  • A Modifier | The Ace Theist

    […] but it’s not your orientation. Your orientation has to be something else. As discussed in a previous post, the common line is that “sexual orientation is who you’re attracted to, not how.” The […]

  • A Quoiromantic Perspective on Compulsory Romantic Orientation | The Ace Theist

    […] Within the aro (aromantic umbrella) community, it has also become common to inscribe romantic orientation on others. Sometimes this is done implicitly, in general talk of “alloromantics” that may extend beyond people who actually identify that way. Sometimes, though, compulsory romantic orientation is applied to aces in particular. As I have discussed before, this is made apparent in posts sorting us all between “aro aces” and “allo(-romantic) aces” as if this division is comprehensive of all aces. Aces who are neither aro nor alloromantic typically are left unaccounted for — or otherwise misrepresented. […]

  • sildarmillion

    I had actually seen this before, but I hadn’t quite followed the argument previously. But after reading again having read your comments on my post, it makes a lot more sense to me AND give me a whole lot to think about!

  • It’s a Buffet, Not a Binary (Infographic) | The Ace Theist

    […] infographic based on the post Don’t Make Me Choose, where I talk about different parts of my identity & experience being pitted against each other […]

  • Ace of Spirals | The Ace Theist

    […] Don’t Make Me Choose, I wrote about how the objectors’ term “split attraction model” both does and […]
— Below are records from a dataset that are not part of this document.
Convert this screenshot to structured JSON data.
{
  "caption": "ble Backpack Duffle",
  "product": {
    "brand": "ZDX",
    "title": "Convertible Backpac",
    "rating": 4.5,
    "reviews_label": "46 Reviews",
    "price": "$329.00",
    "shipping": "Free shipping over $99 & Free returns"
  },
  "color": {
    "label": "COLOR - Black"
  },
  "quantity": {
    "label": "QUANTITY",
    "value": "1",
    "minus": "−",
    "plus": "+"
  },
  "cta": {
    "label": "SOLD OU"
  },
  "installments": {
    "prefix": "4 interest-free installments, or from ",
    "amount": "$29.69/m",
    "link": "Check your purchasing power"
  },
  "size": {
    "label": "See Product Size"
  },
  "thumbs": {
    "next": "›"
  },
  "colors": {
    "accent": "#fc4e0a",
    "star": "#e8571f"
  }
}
  • Journal Club: Bi/Pan Identity Pathways | The Asexual Agenda

    […] It was recapping some prior discussion by Coyote about where the term came from and how the phrase contributes to conflation and identity policing. – In this context, what might fit better instead is “differentiated […]
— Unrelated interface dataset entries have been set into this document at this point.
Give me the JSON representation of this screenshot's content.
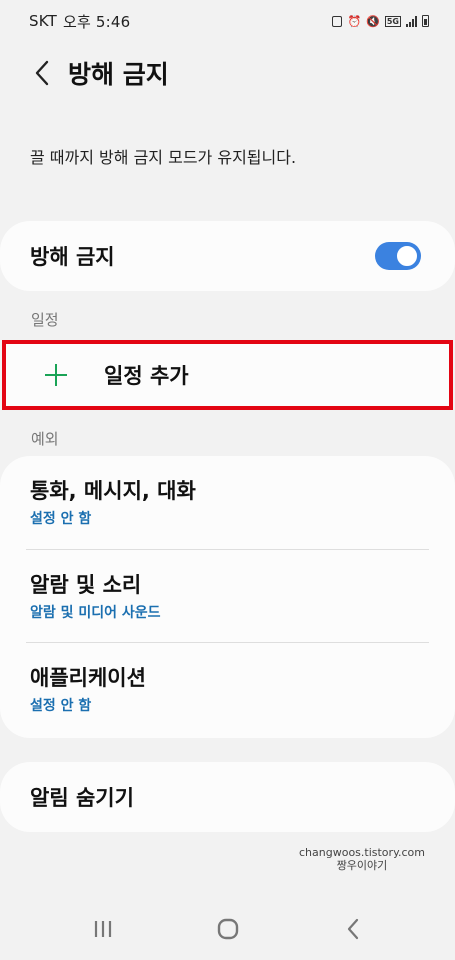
{
  "status_bar": {
    "carrier": "SKT",
    "time": "오후 5:46",
    "network": "5G"
  },
  "header": {
    "title": "방해 금지"
  },
  "description": "끌 때까지 방해 금지 모드가 유지됩니다.",
  "dnd": {
    "label": "방해 금지",
    "enabled": true
  },
  "schedule": {
    "section_label": "일정",
    "add_label": "일정 추가"
  },
  "exceptions": {
    "section_label": "예외",
    "items": [
      {
        "title": "통화, 메시지, 대화",
        "subtitle": "설정 안 함"
      },
      {
        "title": "알람 및 소리",
        "subtitle": "알람 및 미디어 사운드"
      },
      {
        "title": "애플리케이션",
        "subtitle": "설정 안 함"
      }
    ]
  },
  "hide_notifications": {
    "label": "알림 숨기기"
  },
  "watermark": {
    "line1": "changwoos.tistory.com",
    "line2": "짱우이야기"
  },
  "colors": {
    "accent_toggle": "#3b82e0",
    "highlight_border": "#e30513",
    "plus_icon": "#1aa356",
    "subtitle_link": "#1b6fb0"
  }
}
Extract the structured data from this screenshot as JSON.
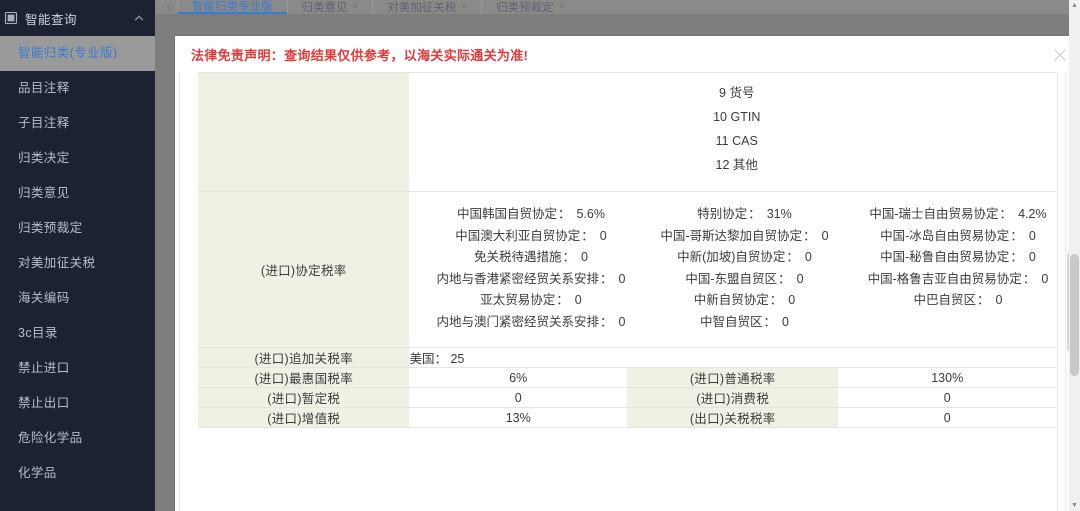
{
  "sidebar": {
    "header": {
      "label": "智能查询",
      "icon": "book-icon",
      "chevron": "chevron-up-icon"
    },
    "items": [
      {
        "label": "智能归类(专业版)",
        "active": true
      },
      {
        "label": "品目注释",
        "active": false
      },
      {
        "label": "子目注释",
        "active": false
      },
      {
        "label": "归类决定",
        "active": false
      },
      {
        "label": "归类意见",
        "active": false
      },
      {
        "label": "归类预裁定",
        "active": false
      },
      {
        "label": "对美加征关税",
        "active": false
      },
      {
        "label": "海关编码",
        "active": false
      },
      {
        "label": "3c目录",
        "active": false
      },
      {
        "label": "禁止进口",
        "active": false
      },
      {
        "label": "禁止出口",
        "active": false
      },
      {
        "label": "危险化学品",
        "active": false
      },
      {
        "label": "化学品",
        "active": false
      }
    ]
  },
  "tabbar": {
    "back_arrow": "chevron-left-icon",
    "tabs": [
      {
        "label": "智能归类专业版",
        "active": true,
        "close": "×"
      },
      {
        "label": "归类意见",
        "active": false,
        "close": "×"
      },
      {
        "label": "对美加征关税",
        "active": false,
        "close": "×"
      },
      {
        "label": "归类预裁定",
        "active": false,
        "close": "×"
      }
    ]
  },
  "modal": {
    "disclaimer": "法律免责声明：查询结果仅供参考，以海关实际通关为准!",
    "disclaimer_color": "#e03a3a",
    "close_icon": "close-icon"
  },
  "table": {
    "declaration_items": [
      "9 货号",
      "10 GTIN",
      "11 CAS",
      "12 其他"
    ],
    "agreement_row": {
      "label": "(进口)协定税率",
      "columns": [
        [
          {
            "name": "中国韩国自贸协定",
            "value": "5.6%"
          },
          {
            "name": "中国澳大利亚自贸协定",
            "value": "0"
          },
          {
            "name": "免关税待遇措施",
            "value": "0"
          },
          {
            "name": "内地与香港紧密经贸关系安排",
            "value": "0"
          },
          {
            "name": "亚太贸易协定",
            "value": "0"
          },
          {
            "name": "内地与澳门紧密经贸关系安排",
            "value": "0"
          }
        ],
        [
          {
            "name": "特别协定",
            "value": "31%"
          },
          {
            "name": "中国-哥斯达黎加自贸协定",
            "value": "0"
          },
          {
            "name": "中新(加坡)自贸协定",
            "value": "0"
          },
          {
            "name": "中国-东盟自贸区",
            "value": "0"
          },
          {
            "name": "中新自贸协定",
            "value": "0"
          },
          {
            "name": "中智自贸区",
            "value": "0"
          }
        ],
        [
          {
            "name": "中国-瑞士自由贸易协定",
            "value": "4.2%"
          },
          {
            "name": "中国-冰岛自由贸易协定",
            "value": "0"
          },
          {
            "name": "中国-秘鲁自由贸易协定",
            "value": "0"
          },
          {
            "name": "中国-格鲁吉亚自由贸易协定",
            "value": "0"
          },
          {
            "name": "中巴自贸区",
            "value": "0"
          }
        ]
      ]
    },
    "surcharge_row": {
      "label": "(进口)追加关税率",
      "value": "美国：  25"
    },
    "rate_rows": [
      {
        "label_left": "(进口)最惠国税率",
        "value_left": "6%",
        "label_right": "(进口)普通税率",
        "value_right": "130%"
      },
      {
        "label_left": "(进口)暂定税",
        "value_left": "0",
        "label_right": "(进口)消费税",
        "value_right": "0"
      },
      {
        "label_left": "(进口)增值税",
        "value_left": "13%",
        "label_right": "(出口)关税税率",
        "value_right": "0"
      }
    ]
  },
  "scrollbars": {
    "outer_up": "▲",
    "outer_down": "▼",
    "inner_up": "▲"
  },
  "colors": {
    "sidebar_bg": "#1d2233",
    "sidebar_active_bg": "#9a9a9a",
    "sidebar_active_text": "#3a7bd0",
    "label_cell_bg": "#f1f0e5",
    "accent": "#3a7bd0",
    "warning": "#e03a3a",
    "backdrop": "#7d7d7d"
  }
}
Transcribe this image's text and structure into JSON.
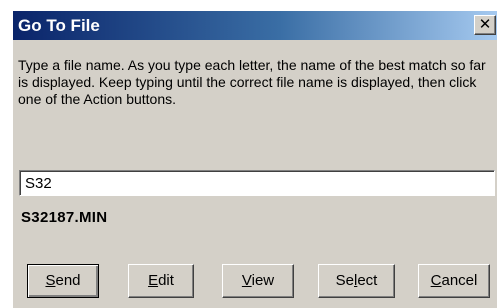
{
  "window": {
    "title": "Go To File",
    "close_glyph": "✕"
  },
  "instructions": "Type a file name. As you type each letter, the name of the best match so far is displayed. Keep typing until the correct file name is displayed, then click one of the Action buttons.",
  "file_input": {
    "value": "S32"
  },
  "best_match": "S32187.MIN",
  "buttons": {
    "send": {
      "mnemonic": "S",
      "rest": "end"
    },
    "edit": {
      "mnemonic": "E",
      "rest": "dit"
    },
    "view": {
      "mnemonic": "V",
      "rest": "iew"
    },
    "select": {
      "pre": "Se",
      "mnemonic": "l",
      "rest": "ect"
    },
    "cancel": {
      "mnemonic": "C",
      "rest": "ancel"
    }
  },
  "colors": {
    "titlebar_start": "#0a246a",
    "titlebar_end": "#a6caf0",
    "dialog_face": "#d4d0c8"
  }
}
  • Dear Bi Lesbian Defenders: Stop Throwing Me Under the Bus | The Ace Theist

    […] All of these assumptions are wrong when it comes to me. So in short, to use the term “split attraction model” is to participate in conflation and erasure. It is not the right term for any of the things you could possibly want to express, be that romantic orientation, multi-orientation labeling, divergence, attraction subtyping, or anything else. […]
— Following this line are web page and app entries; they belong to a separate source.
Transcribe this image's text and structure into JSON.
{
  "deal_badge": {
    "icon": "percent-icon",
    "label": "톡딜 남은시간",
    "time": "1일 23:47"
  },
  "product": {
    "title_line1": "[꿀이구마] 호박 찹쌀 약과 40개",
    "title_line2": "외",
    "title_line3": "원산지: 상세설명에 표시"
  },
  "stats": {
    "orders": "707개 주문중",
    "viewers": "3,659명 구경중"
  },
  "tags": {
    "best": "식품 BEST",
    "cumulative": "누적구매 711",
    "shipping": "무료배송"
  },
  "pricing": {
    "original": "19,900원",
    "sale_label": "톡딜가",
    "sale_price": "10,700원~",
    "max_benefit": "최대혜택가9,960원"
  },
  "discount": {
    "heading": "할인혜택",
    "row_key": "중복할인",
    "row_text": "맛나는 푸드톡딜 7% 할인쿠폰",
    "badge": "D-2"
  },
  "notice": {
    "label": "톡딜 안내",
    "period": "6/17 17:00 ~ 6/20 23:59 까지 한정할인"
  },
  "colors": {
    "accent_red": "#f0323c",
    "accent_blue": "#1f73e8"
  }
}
  • An Actual History Of The Term “Split Attraction Model” | The Ace Theist

    […] impulse is to simply continue to use “SAM” as if it can be neutral, please consider the complications and the harm that that can […]

  • Comparing Additive & Subtractive Constructions of Attraction | The Ace Theist

    […] that, see “The SAM” and its critics, A Timeline of Anti-Ace Blogging, A Modifier, and Don’t Make Me Choose. With that said, the scope of these objections definitely includes terms like “aesthetic […]

  • Top Mistakes in the Academic Field of Asexuality Studies | The Ace Theist

    […] 4) Reducing orientation to attraction. For multiple reasons, it is important for asexuality studies to leave room for the complexity of ace identities, as well as the wide range of differentiation and terminology employed by ace communities. Too often, asexuality scholars introducing their subject matter have glossed over the complex history of asexual definitions and leaned on attraction-based essentialism. This includes conflating attraction subtyping with romantic orientation, a problem baked into the term “split attraction model” by design. Examples of scholarship uncritically adopting this term include this article by Winer et al., the Kennon YA article, and “Asexuality & Asexuality Studies” by Amanda L. Mollet. For more on this issue and why it matters, see An Actual History Of The Term “Split Attraction Model” and Don’t Make Me Choose. […]

  • Gray-Ace & Gray-Aro Survey: Results | The Ace Theist

    […] is, including various free-write commentary that I don’t agree with (such as identity policing, wrongful terminology, antigay dogwhistles, etc.). The only things redacted are email addresses, usernames, and other […]

This comment section does not require an account.

Fill in your details below or click an icon to log in: Logo

You are commenting using your account. Log Out /  Change )

Twitter picture

You are commenting using your Twitter account. Log Out /  Change )

Facebook photo

You are commenting using your Facebook account. Log Out /  Change )

Connecting to %s

%d bloggers like this: